__TASK STATEMENT__
Every line below that carries the word "heart" needs to be copied.

Dataset rows for apps and sites:
+ + +

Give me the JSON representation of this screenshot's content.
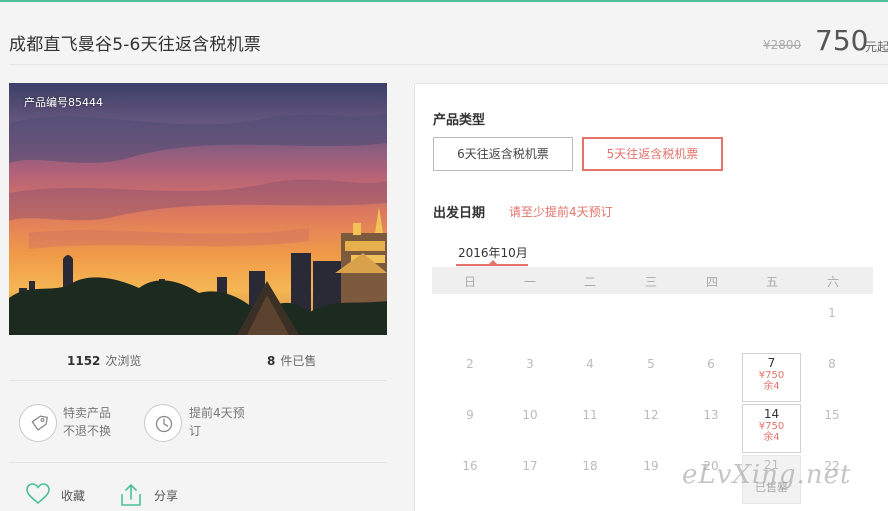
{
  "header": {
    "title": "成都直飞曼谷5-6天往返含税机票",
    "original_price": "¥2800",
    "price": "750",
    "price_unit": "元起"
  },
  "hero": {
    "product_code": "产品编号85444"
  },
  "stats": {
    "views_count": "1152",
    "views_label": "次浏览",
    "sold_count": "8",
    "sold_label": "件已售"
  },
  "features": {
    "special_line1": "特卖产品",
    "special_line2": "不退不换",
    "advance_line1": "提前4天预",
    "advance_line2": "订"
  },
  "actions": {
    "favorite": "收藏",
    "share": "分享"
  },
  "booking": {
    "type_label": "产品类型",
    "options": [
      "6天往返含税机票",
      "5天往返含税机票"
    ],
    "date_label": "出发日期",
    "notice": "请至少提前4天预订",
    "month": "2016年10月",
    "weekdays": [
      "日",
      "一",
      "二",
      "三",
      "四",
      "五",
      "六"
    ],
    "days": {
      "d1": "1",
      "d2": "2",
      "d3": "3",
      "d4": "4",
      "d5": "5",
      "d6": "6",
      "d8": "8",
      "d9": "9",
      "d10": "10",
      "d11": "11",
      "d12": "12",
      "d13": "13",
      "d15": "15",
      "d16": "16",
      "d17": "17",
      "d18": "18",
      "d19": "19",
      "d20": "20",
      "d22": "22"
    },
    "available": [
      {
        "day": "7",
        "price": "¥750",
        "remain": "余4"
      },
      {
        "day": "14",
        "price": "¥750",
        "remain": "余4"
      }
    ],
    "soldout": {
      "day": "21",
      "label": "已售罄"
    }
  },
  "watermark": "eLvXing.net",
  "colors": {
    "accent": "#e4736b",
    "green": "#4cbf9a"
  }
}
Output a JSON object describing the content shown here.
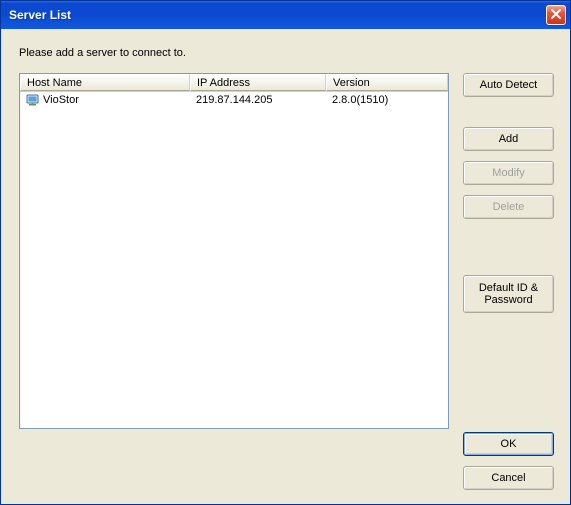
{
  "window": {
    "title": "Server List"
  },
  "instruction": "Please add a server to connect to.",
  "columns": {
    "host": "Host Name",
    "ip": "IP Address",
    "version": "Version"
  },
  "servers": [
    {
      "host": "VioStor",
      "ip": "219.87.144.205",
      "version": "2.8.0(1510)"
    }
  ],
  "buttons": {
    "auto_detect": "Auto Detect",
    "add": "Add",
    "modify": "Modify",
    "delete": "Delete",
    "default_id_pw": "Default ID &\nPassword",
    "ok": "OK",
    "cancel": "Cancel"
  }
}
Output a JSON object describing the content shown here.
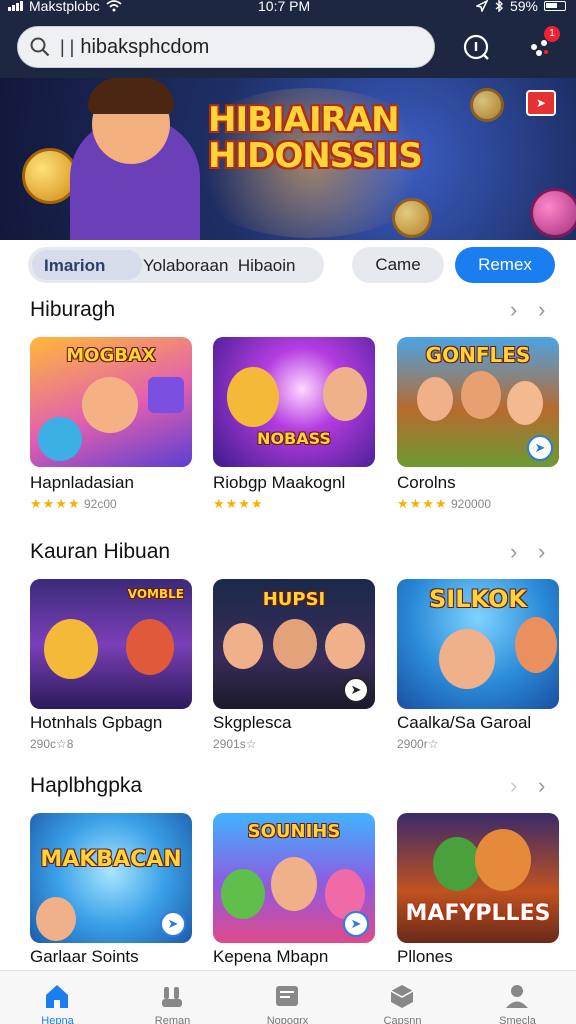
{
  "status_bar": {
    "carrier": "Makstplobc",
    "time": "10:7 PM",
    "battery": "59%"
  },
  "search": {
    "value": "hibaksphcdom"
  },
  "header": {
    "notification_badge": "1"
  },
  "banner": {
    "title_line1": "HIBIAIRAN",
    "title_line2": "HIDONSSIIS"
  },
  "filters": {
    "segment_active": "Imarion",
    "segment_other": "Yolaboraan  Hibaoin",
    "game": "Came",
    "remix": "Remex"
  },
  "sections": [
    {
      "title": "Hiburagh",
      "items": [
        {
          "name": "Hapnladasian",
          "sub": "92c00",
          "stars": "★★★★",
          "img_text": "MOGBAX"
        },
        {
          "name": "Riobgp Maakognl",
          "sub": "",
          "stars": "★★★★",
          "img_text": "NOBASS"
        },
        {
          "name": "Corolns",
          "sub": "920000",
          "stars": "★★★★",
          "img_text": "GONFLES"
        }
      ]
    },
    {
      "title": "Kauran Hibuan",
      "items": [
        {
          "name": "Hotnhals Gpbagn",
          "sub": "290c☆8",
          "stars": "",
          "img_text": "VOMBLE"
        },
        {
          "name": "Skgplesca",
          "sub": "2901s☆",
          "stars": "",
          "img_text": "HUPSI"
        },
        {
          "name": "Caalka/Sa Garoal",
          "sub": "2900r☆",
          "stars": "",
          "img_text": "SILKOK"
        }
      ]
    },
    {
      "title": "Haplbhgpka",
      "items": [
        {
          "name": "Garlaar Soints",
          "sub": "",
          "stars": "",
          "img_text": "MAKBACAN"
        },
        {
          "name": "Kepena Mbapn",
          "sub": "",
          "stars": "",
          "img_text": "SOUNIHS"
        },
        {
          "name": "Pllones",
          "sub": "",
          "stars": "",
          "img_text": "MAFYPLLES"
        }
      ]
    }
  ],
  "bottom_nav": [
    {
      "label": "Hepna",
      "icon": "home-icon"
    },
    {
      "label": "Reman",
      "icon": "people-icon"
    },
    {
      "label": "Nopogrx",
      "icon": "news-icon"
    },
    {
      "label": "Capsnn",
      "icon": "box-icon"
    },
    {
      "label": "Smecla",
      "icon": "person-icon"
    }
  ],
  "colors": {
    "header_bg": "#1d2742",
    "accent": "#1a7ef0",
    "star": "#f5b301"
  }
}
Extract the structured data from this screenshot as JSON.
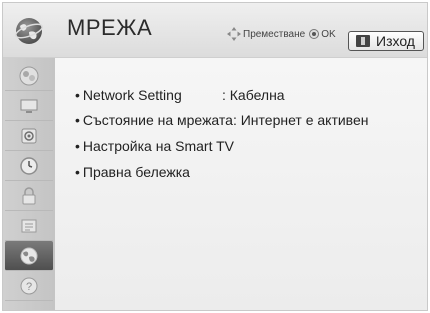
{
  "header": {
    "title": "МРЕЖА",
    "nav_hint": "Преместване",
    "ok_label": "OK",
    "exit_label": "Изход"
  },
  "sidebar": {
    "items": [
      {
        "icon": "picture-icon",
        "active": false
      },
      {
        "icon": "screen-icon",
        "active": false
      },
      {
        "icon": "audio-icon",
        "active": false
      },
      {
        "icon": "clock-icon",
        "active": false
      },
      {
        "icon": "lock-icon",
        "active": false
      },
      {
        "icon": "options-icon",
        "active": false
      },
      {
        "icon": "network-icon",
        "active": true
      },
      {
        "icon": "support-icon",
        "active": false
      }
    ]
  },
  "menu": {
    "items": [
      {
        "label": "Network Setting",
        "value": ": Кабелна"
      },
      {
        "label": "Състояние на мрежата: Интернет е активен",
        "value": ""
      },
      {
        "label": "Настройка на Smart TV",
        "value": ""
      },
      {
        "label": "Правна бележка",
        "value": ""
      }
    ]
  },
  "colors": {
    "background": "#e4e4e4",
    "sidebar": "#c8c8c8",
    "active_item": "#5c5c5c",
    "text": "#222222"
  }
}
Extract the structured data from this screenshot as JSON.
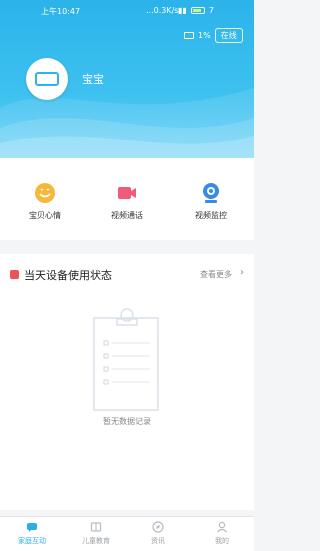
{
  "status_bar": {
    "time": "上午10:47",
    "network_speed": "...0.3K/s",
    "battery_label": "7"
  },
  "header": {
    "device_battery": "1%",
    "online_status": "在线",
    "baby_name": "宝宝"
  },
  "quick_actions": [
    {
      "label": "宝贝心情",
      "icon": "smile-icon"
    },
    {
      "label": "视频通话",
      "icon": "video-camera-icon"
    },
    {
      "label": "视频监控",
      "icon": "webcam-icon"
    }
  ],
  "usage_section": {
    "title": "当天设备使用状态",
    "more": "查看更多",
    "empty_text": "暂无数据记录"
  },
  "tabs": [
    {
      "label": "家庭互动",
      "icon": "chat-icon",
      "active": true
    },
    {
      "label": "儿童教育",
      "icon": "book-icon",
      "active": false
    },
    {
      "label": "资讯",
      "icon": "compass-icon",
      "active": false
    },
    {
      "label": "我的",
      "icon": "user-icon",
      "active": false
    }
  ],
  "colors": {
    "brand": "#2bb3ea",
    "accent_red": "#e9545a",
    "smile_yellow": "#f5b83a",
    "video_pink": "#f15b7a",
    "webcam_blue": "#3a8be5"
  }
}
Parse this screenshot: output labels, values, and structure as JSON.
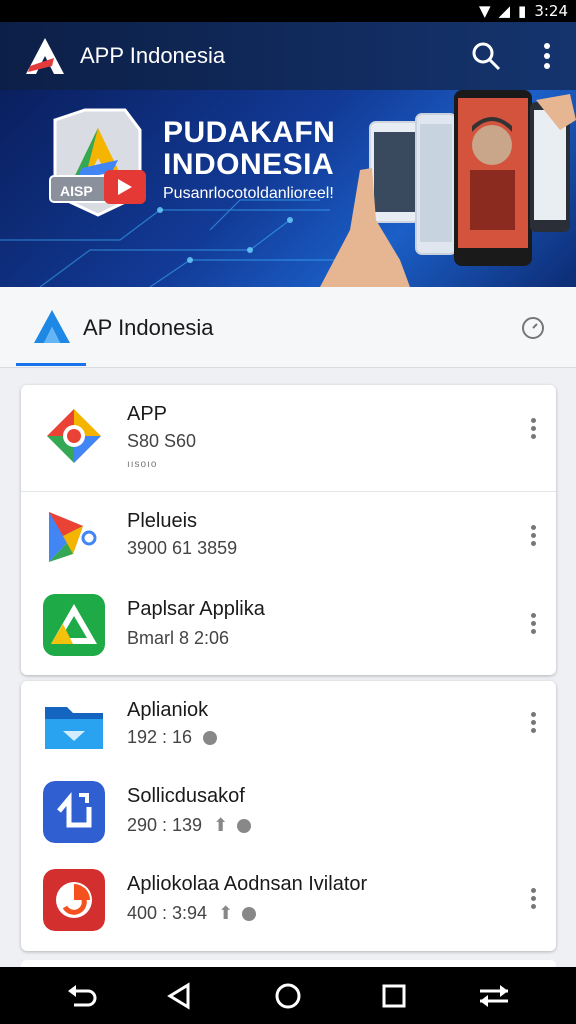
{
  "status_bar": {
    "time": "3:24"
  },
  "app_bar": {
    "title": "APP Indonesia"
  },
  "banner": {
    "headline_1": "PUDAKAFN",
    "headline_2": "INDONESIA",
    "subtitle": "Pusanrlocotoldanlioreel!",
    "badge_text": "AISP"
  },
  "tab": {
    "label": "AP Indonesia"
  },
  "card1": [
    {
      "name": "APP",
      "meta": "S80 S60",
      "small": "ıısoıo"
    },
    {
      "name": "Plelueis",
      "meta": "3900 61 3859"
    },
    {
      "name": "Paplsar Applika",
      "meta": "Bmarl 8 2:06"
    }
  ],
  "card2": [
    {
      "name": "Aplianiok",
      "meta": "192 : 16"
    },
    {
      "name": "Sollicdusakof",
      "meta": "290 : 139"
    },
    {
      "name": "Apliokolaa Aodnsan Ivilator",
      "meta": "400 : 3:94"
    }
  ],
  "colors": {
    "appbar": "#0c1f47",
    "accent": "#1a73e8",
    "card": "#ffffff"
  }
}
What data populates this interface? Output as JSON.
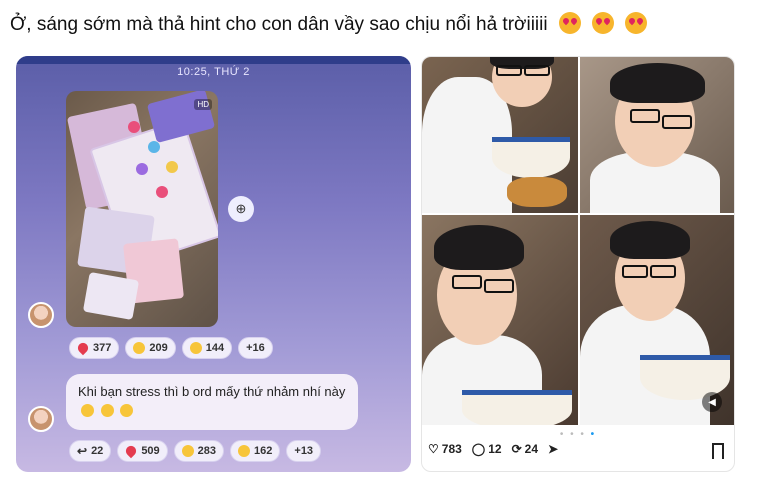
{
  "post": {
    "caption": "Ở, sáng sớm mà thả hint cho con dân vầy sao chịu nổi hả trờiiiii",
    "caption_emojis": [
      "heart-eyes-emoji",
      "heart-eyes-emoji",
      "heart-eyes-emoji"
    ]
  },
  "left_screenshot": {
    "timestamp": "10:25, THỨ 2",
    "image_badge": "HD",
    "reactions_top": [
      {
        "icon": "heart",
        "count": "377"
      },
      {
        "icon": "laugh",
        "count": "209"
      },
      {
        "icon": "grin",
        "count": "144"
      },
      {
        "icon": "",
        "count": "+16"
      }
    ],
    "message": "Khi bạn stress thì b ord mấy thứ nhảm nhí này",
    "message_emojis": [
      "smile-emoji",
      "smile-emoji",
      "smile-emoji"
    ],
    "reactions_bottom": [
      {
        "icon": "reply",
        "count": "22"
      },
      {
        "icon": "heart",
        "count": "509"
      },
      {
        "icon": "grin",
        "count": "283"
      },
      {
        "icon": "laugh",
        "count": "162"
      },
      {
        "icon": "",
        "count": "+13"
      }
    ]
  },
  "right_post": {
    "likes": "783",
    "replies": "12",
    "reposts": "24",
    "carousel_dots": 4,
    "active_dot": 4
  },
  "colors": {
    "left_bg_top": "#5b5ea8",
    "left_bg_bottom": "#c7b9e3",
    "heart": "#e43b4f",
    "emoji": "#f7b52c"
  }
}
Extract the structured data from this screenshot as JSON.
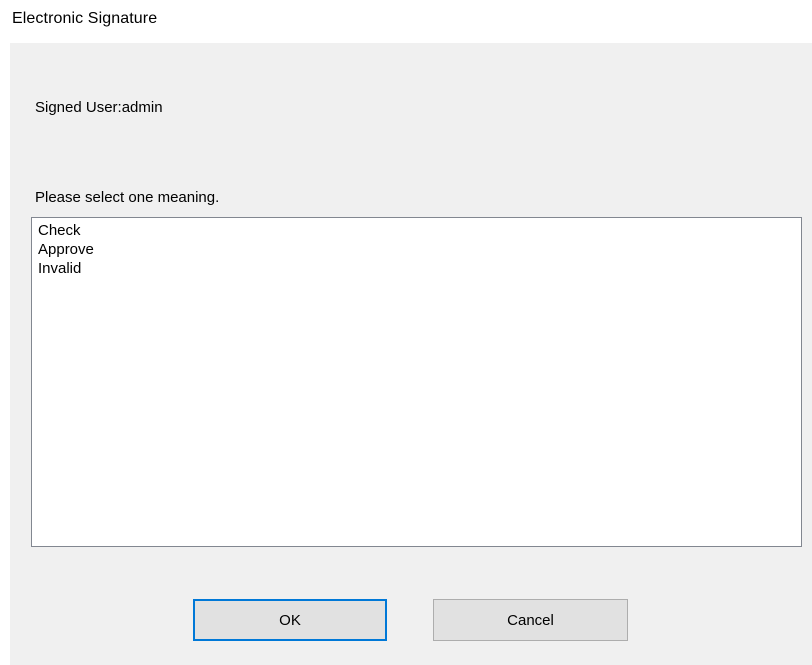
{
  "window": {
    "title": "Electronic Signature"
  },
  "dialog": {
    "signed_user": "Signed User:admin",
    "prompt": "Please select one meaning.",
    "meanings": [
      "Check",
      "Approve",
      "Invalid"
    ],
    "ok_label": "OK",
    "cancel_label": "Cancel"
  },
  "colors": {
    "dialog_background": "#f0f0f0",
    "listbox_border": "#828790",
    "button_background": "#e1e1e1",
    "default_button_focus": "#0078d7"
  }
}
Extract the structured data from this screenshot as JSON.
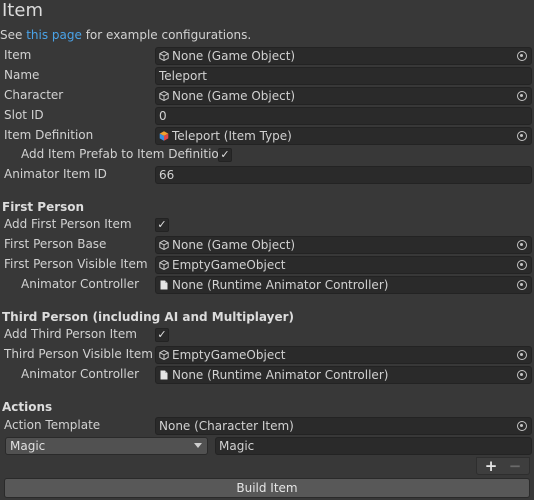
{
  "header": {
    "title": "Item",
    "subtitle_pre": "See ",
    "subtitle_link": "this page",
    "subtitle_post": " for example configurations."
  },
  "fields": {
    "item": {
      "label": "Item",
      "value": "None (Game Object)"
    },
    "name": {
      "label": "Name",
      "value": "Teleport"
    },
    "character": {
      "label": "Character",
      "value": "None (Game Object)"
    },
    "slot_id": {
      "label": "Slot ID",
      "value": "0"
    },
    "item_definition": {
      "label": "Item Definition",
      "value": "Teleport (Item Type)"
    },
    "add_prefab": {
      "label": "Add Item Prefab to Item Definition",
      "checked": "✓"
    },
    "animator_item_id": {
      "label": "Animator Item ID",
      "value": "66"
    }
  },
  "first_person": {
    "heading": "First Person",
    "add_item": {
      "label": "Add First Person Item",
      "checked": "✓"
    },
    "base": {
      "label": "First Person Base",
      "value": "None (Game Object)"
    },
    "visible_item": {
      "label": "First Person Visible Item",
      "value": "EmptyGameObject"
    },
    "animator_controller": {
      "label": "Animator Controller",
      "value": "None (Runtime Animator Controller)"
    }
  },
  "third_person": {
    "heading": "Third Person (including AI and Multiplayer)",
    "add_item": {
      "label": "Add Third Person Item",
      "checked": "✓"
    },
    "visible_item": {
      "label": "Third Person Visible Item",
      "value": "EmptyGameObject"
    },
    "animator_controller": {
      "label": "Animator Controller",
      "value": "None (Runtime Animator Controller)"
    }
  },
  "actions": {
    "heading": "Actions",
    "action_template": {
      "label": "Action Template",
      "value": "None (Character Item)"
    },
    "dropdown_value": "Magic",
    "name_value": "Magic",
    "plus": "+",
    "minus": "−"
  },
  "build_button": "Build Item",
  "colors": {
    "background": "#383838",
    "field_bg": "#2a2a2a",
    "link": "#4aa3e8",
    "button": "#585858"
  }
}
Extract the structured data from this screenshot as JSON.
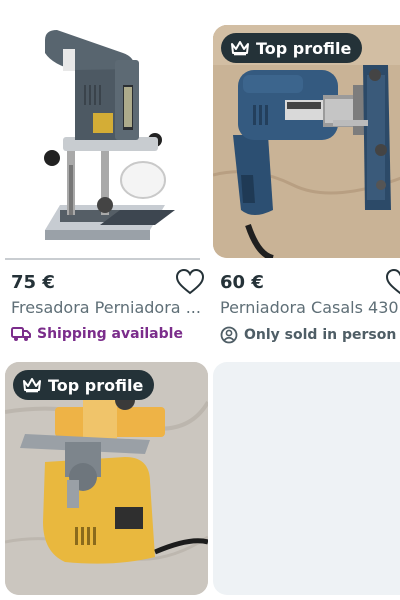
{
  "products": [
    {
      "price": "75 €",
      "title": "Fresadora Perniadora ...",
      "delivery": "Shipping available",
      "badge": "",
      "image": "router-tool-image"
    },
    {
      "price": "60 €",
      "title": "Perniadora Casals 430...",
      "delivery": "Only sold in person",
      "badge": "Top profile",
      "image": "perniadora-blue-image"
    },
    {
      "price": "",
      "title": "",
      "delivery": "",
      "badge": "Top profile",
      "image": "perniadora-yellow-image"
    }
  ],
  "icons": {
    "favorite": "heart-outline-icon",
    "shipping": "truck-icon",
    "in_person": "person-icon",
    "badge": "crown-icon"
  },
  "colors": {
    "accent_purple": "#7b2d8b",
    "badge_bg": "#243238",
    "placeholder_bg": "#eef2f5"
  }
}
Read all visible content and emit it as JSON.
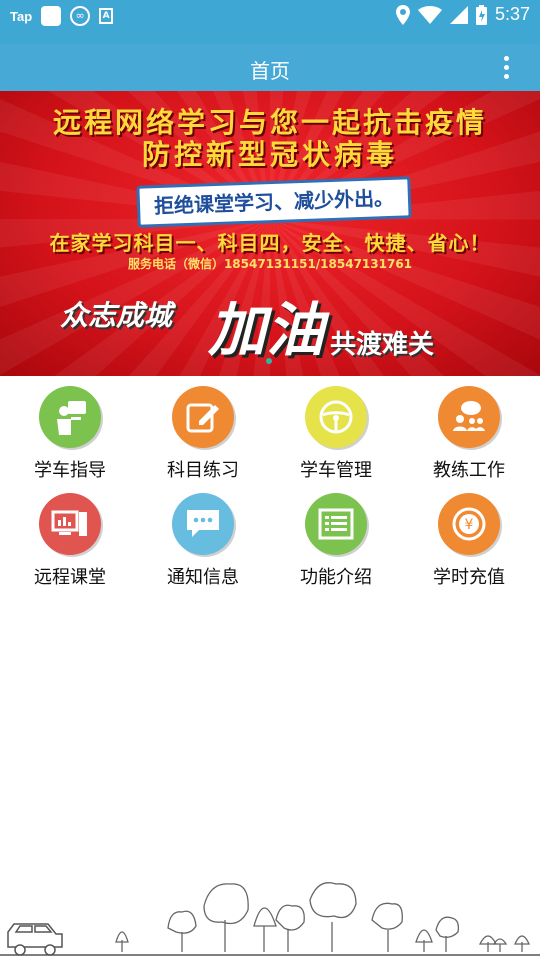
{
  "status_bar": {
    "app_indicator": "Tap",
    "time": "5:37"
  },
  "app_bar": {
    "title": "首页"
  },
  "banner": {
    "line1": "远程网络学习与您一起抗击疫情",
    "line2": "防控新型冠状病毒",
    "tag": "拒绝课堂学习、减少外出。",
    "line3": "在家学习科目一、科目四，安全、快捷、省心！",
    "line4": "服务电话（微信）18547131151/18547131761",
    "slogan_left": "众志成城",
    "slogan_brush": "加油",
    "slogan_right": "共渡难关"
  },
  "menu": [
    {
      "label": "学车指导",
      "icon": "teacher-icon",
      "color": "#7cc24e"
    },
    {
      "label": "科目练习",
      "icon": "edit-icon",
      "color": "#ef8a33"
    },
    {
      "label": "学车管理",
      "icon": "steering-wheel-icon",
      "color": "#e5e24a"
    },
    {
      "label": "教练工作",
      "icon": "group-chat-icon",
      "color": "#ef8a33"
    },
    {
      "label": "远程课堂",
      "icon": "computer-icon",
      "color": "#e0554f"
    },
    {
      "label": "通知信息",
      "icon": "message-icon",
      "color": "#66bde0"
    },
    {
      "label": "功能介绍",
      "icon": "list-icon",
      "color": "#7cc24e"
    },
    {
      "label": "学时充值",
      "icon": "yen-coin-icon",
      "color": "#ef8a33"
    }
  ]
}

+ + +

__EXERCISE OUTPUT__
      "heart-eyes-emoji",
      "heart-eyes-emoji",
      "heart-eyes-emoji"
        "icon": "heart",
        "icon": "heart",
    "heart": "#e43b4f",
    "favorite": "heart-outline-icon",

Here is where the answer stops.